======== Task data

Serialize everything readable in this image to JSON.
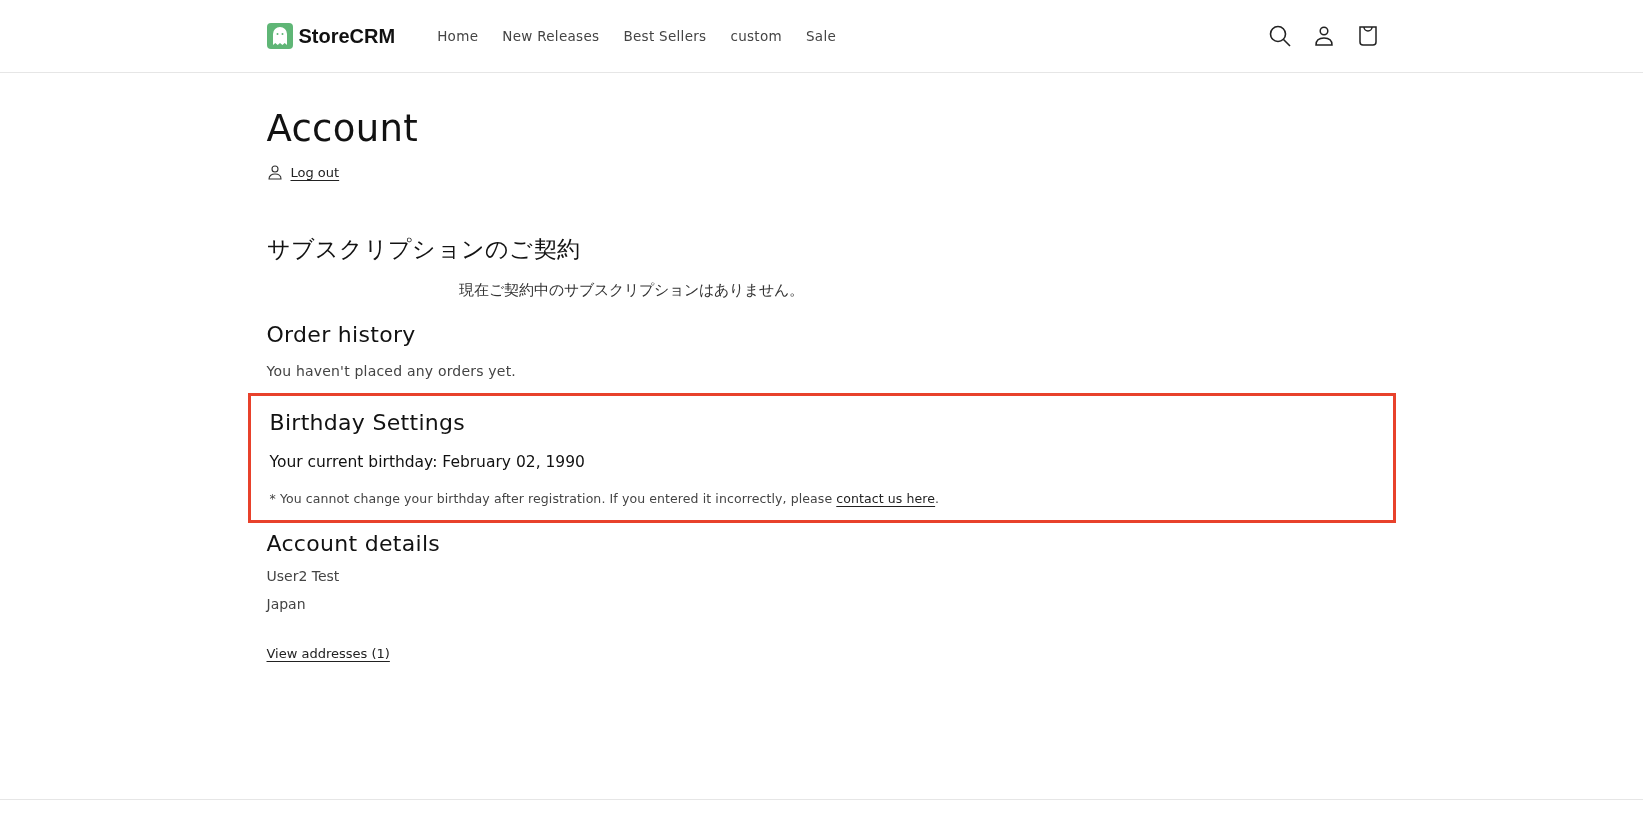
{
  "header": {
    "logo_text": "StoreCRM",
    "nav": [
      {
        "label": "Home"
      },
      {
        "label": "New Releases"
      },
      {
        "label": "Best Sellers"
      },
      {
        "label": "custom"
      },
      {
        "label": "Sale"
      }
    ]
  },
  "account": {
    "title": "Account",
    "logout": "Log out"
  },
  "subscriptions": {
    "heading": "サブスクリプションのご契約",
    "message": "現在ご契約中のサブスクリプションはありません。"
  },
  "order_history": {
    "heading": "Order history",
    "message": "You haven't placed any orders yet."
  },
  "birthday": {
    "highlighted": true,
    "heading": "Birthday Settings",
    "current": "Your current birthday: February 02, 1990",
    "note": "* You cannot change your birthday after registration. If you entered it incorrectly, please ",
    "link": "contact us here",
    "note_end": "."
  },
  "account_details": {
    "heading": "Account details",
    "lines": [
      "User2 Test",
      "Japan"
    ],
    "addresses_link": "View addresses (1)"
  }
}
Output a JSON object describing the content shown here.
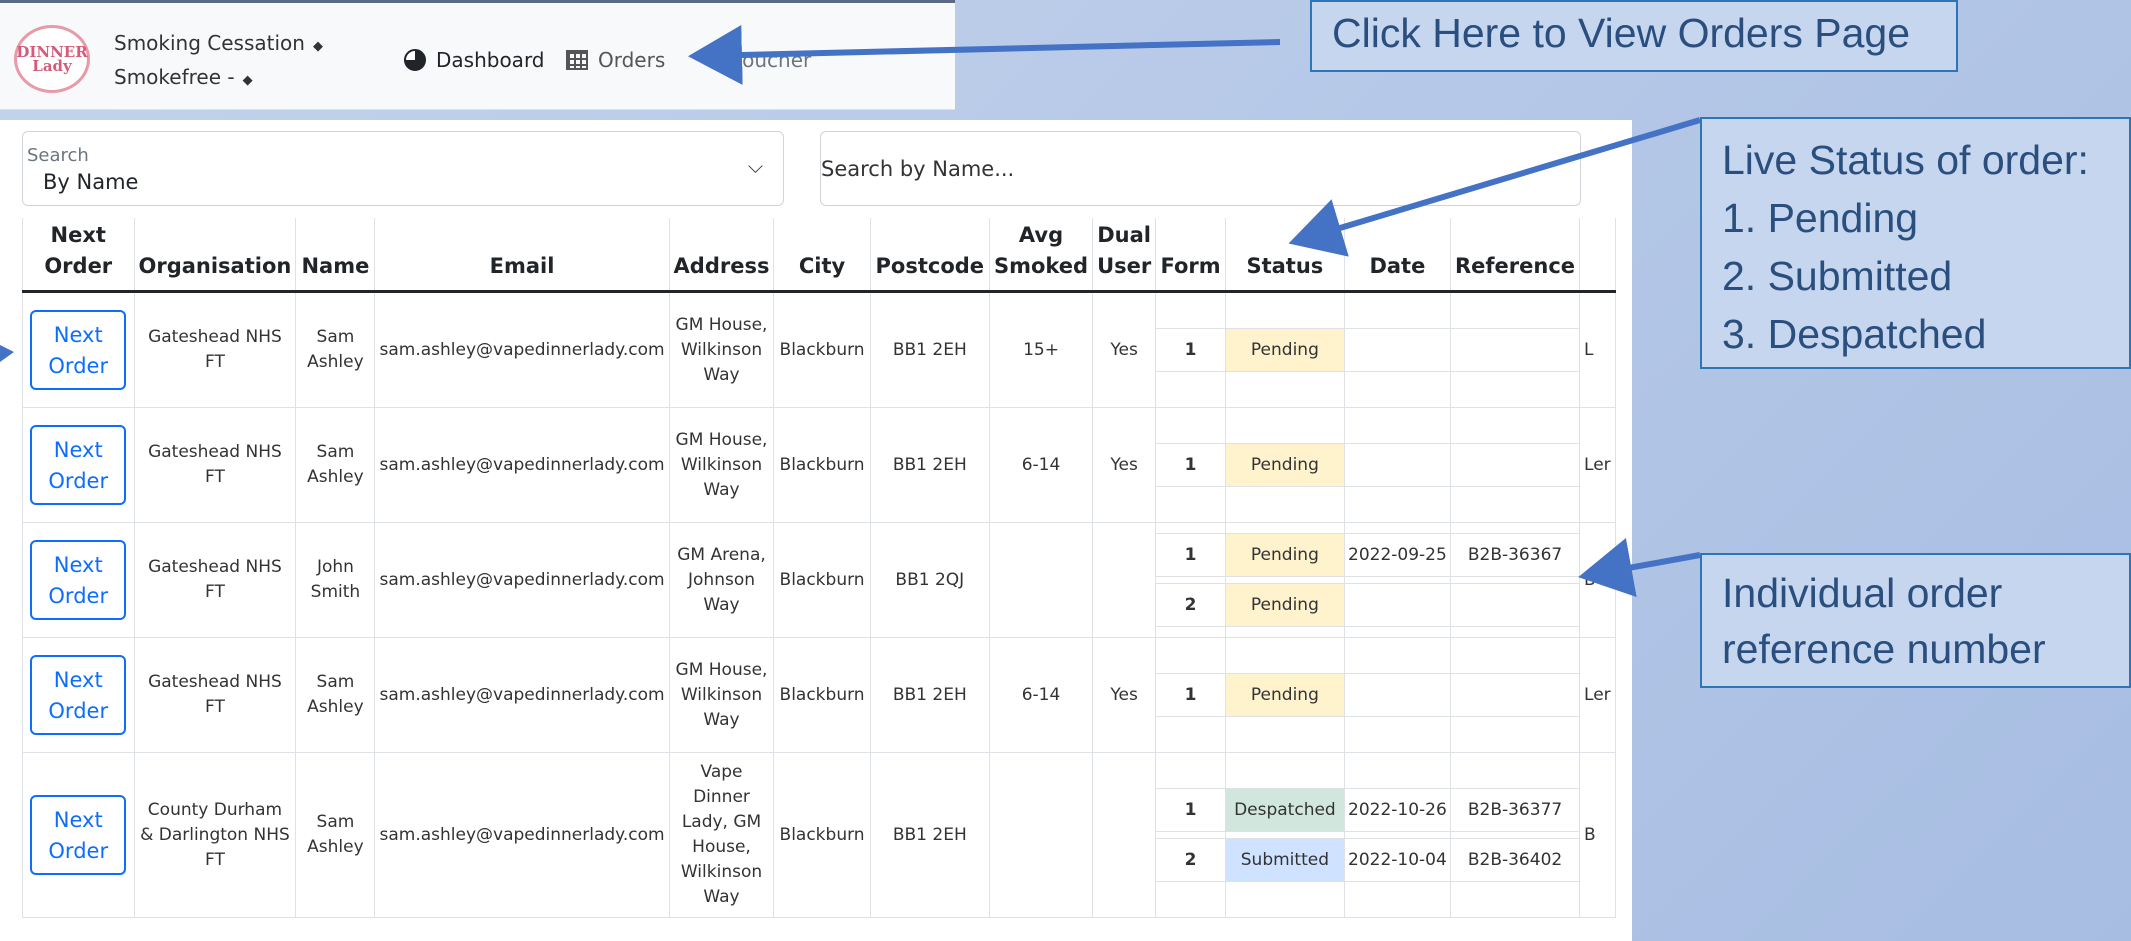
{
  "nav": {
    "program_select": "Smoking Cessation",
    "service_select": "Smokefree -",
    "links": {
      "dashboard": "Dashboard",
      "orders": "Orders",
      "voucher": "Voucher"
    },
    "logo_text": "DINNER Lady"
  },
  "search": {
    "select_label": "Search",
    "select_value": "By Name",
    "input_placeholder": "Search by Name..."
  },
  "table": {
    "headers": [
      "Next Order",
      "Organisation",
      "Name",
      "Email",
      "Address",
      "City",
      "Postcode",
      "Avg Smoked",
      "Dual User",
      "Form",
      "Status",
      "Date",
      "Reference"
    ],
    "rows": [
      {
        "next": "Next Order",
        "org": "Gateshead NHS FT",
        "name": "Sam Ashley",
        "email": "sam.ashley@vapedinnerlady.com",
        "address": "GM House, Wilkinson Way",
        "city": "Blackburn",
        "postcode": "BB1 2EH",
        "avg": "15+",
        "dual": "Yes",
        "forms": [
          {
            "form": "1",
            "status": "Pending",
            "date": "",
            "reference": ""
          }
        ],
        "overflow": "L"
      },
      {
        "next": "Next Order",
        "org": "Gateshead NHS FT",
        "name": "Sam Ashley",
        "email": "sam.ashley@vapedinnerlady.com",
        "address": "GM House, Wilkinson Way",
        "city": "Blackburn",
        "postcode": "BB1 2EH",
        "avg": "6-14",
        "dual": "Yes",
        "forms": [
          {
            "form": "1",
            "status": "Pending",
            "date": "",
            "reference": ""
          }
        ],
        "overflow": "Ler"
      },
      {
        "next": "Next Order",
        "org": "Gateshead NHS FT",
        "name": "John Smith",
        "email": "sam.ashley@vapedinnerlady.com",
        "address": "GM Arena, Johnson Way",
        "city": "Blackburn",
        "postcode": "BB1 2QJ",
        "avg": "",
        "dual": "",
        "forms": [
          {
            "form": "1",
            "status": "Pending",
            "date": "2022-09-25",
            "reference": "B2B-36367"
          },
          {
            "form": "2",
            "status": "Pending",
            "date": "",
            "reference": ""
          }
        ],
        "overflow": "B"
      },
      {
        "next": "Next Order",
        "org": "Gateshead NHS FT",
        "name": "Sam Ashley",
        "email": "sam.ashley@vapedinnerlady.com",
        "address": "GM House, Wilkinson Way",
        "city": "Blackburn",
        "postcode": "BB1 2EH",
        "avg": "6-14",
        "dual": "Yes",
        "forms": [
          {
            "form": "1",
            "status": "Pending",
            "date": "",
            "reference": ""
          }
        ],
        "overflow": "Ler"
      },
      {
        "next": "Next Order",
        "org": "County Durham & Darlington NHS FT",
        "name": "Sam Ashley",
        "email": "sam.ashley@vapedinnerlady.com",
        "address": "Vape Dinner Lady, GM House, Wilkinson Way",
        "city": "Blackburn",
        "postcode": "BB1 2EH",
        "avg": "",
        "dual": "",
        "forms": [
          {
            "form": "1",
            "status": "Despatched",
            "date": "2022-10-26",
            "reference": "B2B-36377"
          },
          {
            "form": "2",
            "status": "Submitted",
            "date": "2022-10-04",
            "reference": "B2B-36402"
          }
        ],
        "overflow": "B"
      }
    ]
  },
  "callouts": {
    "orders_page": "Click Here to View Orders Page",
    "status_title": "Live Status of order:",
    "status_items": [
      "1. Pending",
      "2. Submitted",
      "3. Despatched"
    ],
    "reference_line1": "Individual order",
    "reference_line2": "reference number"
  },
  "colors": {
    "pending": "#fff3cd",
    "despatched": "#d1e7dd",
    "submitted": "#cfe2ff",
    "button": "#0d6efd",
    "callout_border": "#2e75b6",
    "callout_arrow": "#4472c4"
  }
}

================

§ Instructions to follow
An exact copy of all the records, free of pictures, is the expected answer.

§ Solution
Serialize everything readable in this image to JSON.
{
  "header": {
    "logo_text": "StoreCRM",
    "nav": [
      {
        "label": "Home"
      },
      {
        "label": "New Releases"
      },
      {
        "label": "Best Sellers"
      },
      {
        "label": "custom"
      },
      {
        "label": "Sale"
      }
    ]
  },
  "account": {
    "title": "Account",
    "logout": "Log out"
  },
  "subscriptions": {
    "heading": "サブスクリプションのご契約",
    "message": "現在ご契約中のサブスクリプションはありません。"
  },
  "order_history": {
    "heading": "Order history",
    "message": "You haven't placed any orders yet."
  },
  "birthday": {
    "highlighted": true,
    "heading": "Birthday Settings",
    "current": "Your current birthday: February 02, 1990",
    "note": "* You cannot change your birthday after registration. If you entered it incorrectly, please ",
    "link": "contact us here",
    "note_end": "."
  },
  "account_details": {
    "heading": "Account details",
    "lines": [
      "User2 Test",
      "Japan"
    ],
    "addresses_link": "View addresses (1)"
  }
}
Output a JSON object describing the content shown here.
{
  "nav": {
    "program_select": "Smoking Cessation",
    "service_select": "Smokefree -",
    "links": {
      "dashboard": "Dashboard",
      "orders": "Orders",
      "voucher": "Voucher"
    },
    "logo_text": "DINNER Lady"
  },
  "search": {
    "select_label": "Search",
    "select_value": "By Name",
    "input_placeholder": "Search by Name..."
  },
  "table": {
    "headers": [
      "Next Order",
      "Organisation",
      "Name",
      "Email",
      "Address",
      "City",
      "Postcode",
      "Avg Smoked",
      "Dual User",
      "Form",
      "Status",
      "Date",
      "Reference"
    ],
    "rows": [
      {
        "next": "Next Order",
        "org": "Gateshead NHS FT",
        "name": "Sam Ashley",
        "email": "sam.ashley@vapedinnerlady.com",
        "address": "GM House, Wilkinson Way",
        "city": "Blackburn",
        "postcode": "BB1 2EH",
        "avg": "15+",
        "dual": "Yes",
        "forms": [
          {
            "form": "1",
            "status": "Pending",
            "date": "",
            "reference": ""
          }
        ],
        "overflow": "L"
      },
      {
        "next": "Next Order",
        "org": "Gateshead NHS FT",
        "name": "Sam Ashley",
        "email": "sam.ashley@vapedinnerlady.com",
        "address": "GM House, Wilkinson Way",
        "city": "Blackburn",
        "postcode": "BB1 2EH",
        "avg": "6-14",
        "dual": "Yes",
        "forms": [
          {
            "form": "1",
            "status": "Pending",
            "date": "",
            "reference": ""
          }
        ],
        "overflow": "Ler"
      },
      {
        "next": "Next Order",
        "org": "Gateshead NHS FT",
        "name": "John Smith",
        "email": "sam.ashley@vapedinnerlady.com",
        "address": "GM Arena, Johnson Way",
        "city": "Blackburn",
        "postcode": "BB1 2QJ",
        "avg": "",
        "dual": "",
        "forms": [
          {
            "form": "1",
            "status": "Pending",
            "date": "2022-09-25",
            "reference": "B2B-36367"
          },
          {
            "form": "2",
            "status": "Pending",
            "date": "",
            "reference": ""
          }
        ],
        "overflow": "B"
      },
      {
        "next": "Next Order",
        "org": "Gateshead NHS FT",
        "name": "Sam Ashley",
        "email": "sam.ashley@vapedinnerlady.com",
        "address": "GM House, Wilkinson Way",
        "city": "Blackburn",
        "postcode": "BB1 2EH",
        "avg": "6-14",
        "dual": "Yes",
        "forms": [
          {
            "form": "1",
            "status": "Pending",
            "date": "",
            "reference": ""
          }
        ],
        "overflow": "Ler"
      },
      {
        "next": "Next Order",
        "org": "County Durham & Darlington NHS FT",
        "name": "Sam Ashley",
        "email": "sam.ashley@vapedinnerlady.com",
        "address": "Vape Dinner Lady, GM House, Wilkinson Way",
        "city": "Blackburn",
        "postcode": "BB1 2EH",
        "avg": "",
        "dual": "",
        "forms": [
          {
            "form": "1",
            "status": "Despatched",
            "date": "2022-10-26",
            "reference": "B2B-36377"
          },
          {
            "form": "2",
            "status": "Submitted",
            "date": "2022-10-04",
            "reference": "B2B-36402"
          }
        ],
        "overflow": "B"
      }
    ]
  },
  "callouts": {
    "orders_page": "Click Here to View Orders Page",
    "status_title": "Live Status of order:",
    "status_items": [
      "1. Pending",
      "2. Submitted",
      "3. Despatched"
    ],
    "reference_line1": "Individual order",
    "reference_line2": "reference number"
  },
  "colors": {
    "pending": "#fff3cd",
    "despatched": "#d1e7dd",
    "submitted": "#cfe2ff",
    "button": "#0d6efd",
    "callout_border": "#2e75b6",
    "callout_arrow": "#4472c4"
  }
}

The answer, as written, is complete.